How to Build a Succah
Much joy – little effort – have a go at building a succah!
1. A succah needs three walls. (You can get away with two and a bit but the rules are complicated, so stick to three.) A fourth wall will give more protection but isn’t halachically required.
2. The walls may be made of anything. Existing walls may be used. (e.g. a succah can be made where the garden fence and house wall meet, where only one additional wall would be required.)
3. The structure needn’t be perfect. It has to be able to withstand an average inland wind.
4. The walls must be at least ten handbreadths high; forty inches is generally considered sufficient. (But you may want to be able to stand up in the succah, so as long as you don’t exceed the upper limit of thirty feet, you will probably want to build higher.)
5. The floor area of the succah must be at least seven handbreadths by seven handbreadths, or two foot six by two foot six. But, as it is a mitzvah to entertain guests in the succah, you may prefer something a little bigger.
6. The roof is what makes the succah a succah. It must be specially made for the festival. Two rules govern the substances (sechach) to be used: They must grow from the ground (but be severed from the point of growth – e.g. cut branches). They must not be capable of becoming ritually impure. To be safe, use branches (but not ones with poisonous berries or leaves which immediately wilt) or matting bought as sechach.
7. The branches on the roof should be thick enough for the shaded area to be greater than the sunlit area on the succah floor. They should not be so thick that the stars cannot be seen through them.
8. The branches may be supported on bamboos, netting or thin trellis, but the branches must provide the majority of the covering.
9. It is a mitzvah to make the succah a place of beauty. To this end, flowers, fruits and vegetables, as well as drawings and coloured fabrics should be used to decorate the walls.
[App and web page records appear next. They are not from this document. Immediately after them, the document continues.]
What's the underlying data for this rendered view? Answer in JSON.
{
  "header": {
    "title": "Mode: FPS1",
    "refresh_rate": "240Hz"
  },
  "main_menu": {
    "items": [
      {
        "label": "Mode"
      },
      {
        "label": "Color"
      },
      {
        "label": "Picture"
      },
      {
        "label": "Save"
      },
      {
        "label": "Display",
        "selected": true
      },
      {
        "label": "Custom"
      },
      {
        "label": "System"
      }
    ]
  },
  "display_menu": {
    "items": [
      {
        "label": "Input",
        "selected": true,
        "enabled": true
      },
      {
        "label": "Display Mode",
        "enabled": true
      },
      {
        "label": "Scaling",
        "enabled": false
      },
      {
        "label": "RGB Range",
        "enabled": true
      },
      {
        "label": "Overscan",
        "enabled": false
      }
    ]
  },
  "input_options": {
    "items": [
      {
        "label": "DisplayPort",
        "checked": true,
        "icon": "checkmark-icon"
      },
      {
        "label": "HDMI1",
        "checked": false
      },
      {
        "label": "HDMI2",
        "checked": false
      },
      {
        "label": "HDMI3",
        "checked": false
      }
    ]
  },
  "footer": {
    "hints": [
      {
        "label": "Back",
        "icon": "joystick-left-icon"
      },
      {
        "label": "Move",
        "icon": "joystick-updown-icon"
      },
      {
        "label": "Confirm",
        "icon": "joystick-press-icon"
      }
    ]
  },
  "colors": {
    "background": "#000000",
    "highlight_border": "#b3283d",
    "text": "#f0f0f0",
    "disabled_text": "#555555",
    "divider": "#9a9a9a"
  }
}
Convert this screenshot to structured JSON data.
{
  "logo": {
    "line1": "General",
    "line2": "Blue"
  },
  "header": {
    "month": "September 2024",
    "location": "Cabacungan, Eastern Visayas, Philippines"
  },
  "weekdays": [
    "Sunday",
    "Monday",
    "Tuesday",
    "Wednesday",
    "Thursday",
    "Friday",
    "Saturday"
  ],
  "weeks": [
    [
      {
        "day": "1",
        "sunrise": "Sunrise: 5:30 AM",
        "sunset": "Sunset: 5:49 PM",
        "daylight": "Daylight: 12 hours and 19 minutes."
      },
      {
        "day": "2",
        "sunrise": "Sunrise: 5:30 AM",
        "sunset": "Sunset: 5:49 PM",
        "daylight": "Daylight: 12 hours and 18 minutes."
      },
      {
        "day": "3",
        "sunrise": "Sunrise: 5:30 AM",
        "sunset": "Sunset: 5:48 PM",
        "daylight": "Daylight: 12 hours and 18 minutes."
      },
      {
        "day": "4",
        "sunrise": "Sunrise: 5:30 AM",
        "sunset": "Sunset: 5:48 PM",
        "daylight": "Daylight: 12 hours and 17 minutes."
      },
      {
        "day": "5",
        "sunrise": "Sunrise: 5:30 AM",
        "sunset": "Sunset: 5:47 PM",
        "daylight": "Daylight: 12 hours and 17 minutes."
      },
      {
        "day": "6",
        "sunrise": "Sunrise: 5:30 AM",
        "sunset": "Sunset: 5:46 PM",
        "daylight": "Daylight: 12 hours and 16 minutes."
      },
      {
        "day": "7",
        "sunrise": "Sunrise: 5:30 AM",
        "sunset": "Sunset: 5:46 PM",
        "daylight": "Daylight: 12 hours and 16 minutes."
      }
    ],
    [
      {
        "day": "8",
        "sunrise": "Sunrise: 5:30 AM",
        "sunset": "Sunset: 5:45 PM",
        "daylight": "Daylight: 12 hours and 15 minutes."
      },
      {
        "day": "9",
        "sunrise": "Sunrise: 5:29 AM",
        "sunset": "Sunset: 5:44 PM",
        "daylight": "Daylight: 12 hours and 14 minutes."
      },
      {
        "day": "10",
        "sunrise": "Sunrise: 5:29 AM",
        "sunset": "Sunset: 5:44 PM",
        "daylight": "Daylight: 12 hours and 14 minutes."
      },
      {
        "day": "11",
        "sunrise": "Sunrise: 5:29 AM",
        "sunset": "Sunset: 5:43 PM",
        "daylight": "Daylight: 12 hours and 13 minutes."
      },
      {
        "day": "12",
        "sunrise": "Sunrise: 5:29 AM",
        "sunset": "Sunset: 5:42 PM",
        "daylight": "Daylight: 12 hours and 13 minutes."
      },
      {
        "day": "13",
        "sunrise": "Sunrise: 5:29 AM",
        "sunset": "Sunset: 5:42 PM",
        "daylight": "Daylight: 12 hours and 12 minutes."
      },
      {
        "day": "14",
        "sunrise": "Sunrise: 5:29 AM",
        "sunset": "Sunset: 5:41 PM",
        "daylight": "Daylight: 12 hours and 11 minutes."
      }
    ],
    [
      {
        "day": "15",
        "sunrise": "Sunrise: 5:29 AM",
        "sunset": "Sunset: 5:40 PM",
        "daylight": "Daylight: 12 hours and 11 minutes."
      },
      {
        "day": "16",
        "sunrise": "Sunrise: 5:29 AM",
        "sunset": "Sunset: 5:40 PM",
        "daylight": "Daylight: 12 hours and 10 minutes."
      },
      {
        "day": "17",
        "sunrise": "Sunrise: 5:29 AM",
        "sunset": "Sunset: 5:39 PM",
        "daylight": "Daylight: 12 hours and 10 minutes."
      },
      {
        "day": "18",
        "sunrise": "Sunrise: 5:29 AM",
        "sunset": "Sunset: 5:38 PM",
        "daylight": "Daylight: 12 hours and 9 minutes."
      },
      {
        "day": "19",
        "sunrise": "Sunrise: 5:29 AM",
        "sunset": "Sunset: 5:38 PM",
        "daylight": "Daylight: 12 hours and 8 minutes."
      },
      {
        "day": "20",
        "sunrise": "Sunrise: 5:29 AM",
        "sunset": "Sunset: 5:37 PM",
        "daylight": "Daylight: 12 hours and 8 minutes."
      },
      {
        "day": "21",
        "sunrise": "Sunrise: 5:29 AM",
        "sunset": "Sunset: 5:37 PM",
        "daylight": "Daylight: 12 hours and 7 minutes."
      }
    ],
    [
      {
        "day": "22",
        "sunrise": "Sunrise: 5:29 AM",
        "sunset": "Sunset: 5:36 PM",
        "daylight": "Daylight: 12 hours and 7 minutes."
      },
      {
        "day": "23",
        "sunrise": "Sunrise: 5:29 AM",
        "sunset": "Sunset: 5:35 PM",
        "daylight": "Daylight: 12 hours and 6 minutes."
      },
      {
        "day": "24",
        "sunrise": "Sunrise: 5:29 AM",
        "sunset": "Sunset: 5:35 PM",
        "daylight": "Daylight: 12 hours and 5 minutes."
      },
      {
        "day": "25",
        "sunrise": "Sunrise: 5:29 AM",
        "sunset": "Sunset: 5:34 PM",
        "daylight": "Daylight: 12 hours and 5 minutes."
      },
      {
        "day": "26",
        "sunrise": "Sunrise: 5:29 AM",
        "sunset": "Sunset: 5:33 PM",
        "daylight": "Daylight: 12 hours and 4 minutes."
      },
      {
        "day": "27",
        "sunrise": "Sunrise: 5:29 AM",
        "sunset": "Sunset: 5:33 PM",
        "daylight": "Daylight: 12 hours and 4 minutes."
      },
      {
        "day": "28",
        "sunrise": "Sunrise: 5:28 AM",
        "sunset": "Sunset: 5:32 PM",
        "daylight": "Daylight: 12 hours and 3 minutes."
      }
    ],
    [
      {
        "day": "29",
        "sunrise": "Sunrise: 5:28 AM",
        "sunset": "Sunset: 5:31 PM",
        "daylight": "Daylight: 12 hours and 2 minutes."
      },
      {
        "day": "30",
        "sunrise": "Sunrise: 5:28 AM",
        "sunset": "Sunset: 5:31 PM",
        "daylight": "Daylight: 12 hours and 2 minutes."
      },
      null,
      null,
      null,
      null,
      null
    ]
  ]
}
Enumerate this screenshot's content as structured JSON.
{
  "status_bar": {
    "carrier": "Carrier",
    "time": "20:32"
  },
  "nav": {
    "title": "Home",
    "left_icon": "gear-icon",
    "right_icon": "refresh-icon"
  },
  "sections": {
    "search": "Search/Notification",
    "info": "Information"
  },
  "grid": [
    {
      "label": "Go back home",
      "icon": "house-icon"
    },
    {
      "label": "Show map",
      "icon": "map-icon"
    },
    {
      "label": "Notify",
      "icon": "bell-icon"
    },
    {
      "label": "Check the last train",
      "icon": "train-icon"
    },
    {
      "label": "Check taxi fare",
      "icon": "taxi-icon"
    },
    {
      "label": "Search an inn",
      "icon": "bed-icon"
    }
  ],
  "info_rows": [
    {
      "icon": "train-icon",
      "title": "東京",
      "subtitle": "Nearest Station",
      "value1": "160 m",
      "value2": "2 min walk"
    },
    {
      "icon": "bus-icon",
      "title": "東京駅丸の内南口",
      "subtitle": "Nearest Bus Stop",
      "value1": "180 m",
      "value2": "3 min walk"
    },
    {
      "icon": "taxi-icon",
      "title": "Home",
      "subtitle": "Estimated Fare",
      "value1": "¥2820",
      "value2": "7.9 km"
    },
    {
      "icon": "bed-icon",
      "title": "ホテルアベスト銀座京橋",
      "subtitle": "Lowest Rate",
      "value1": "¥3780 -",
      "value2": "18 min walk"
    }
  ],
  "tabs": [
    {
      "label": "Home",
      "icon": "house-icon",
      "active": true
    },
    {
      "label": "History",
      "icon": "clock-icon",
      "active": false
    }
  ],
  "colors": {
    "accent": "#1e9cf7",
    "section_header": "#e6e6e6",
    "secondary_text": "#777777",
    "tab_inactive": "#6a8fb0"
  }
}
10. A succah may be built in a garden, a courtyard on a balcony, a ship, a cart or the back of a camel (though the latter is not advised.) In certain circumstances a conservatory roof may be lifted and replaced with sechach, but halachic advice will be required.